The Hazards of Olympian Baldness

Last week in this post I told you I would report on interesting CAS arbitration cases coming out of the Winter Olympics. Well, we already have one. The USA Today has reported that Zach Lund of the United States was suspended from the Olympics for using a hair replacement product that contained an agent that masks steroids. The arbitrators concluded that Lund was not a cheat, he was just ... bald. And if you're bald and use a hair replacement product, you better know what is in that product.

At a news conference he said, "After five years of checking [updates to the prohibited list] I got comfortable that I was taking a little harmless product that helps me keep my hair. . . . I didn't understand something could be legal for five years, and then could be illegal. . . . That blows my mind."

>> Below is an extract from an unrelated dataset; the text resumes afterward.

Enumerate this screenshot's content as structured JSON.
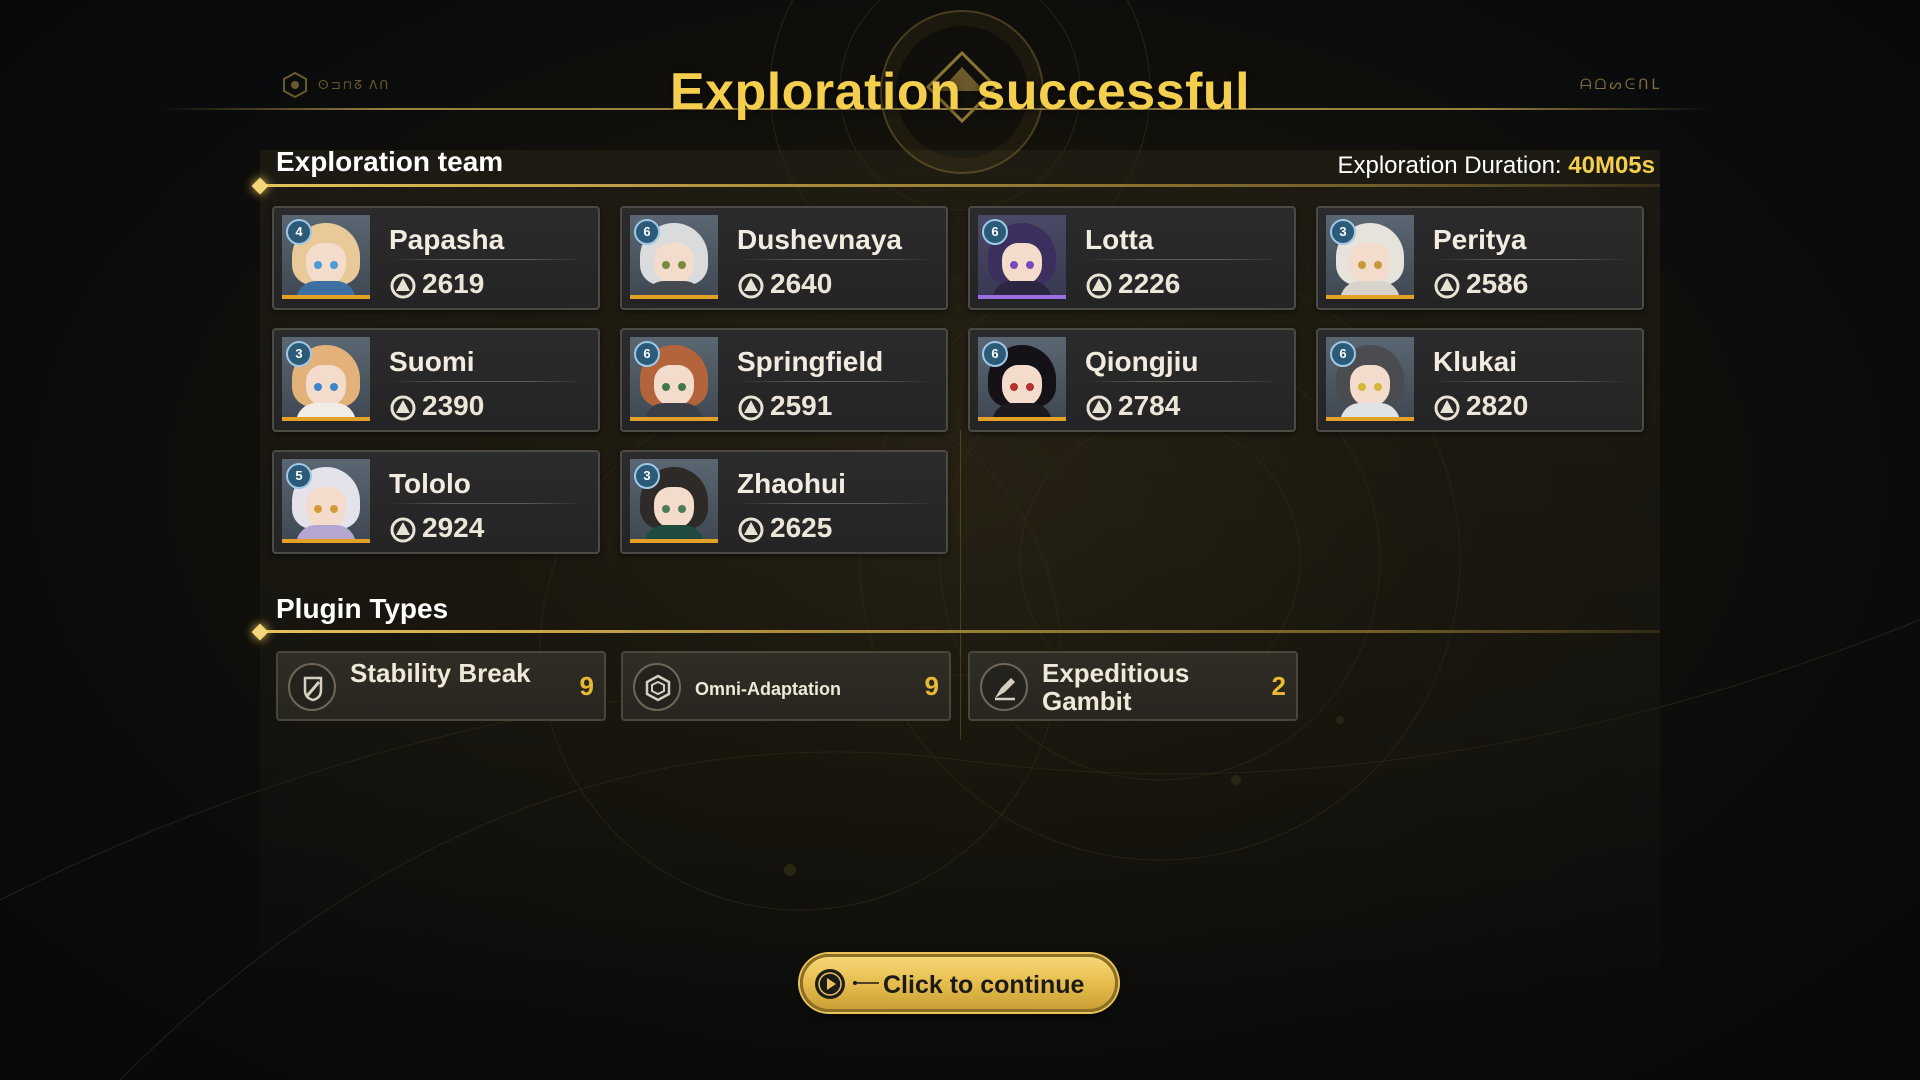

Despite the setback, Lund sounds like a class act. A former national champion, Lund said, "I know in the next four years I will prove I'm a true champion," he said. "I've faced many hardships in my career and the reason I was on top is I overcame them. I will use this to build on and become stronger."

I guess we now know a balding man must choose between a little hair or an Olympian dream. You can't have both.

UPDATE: The CAS decision is available here.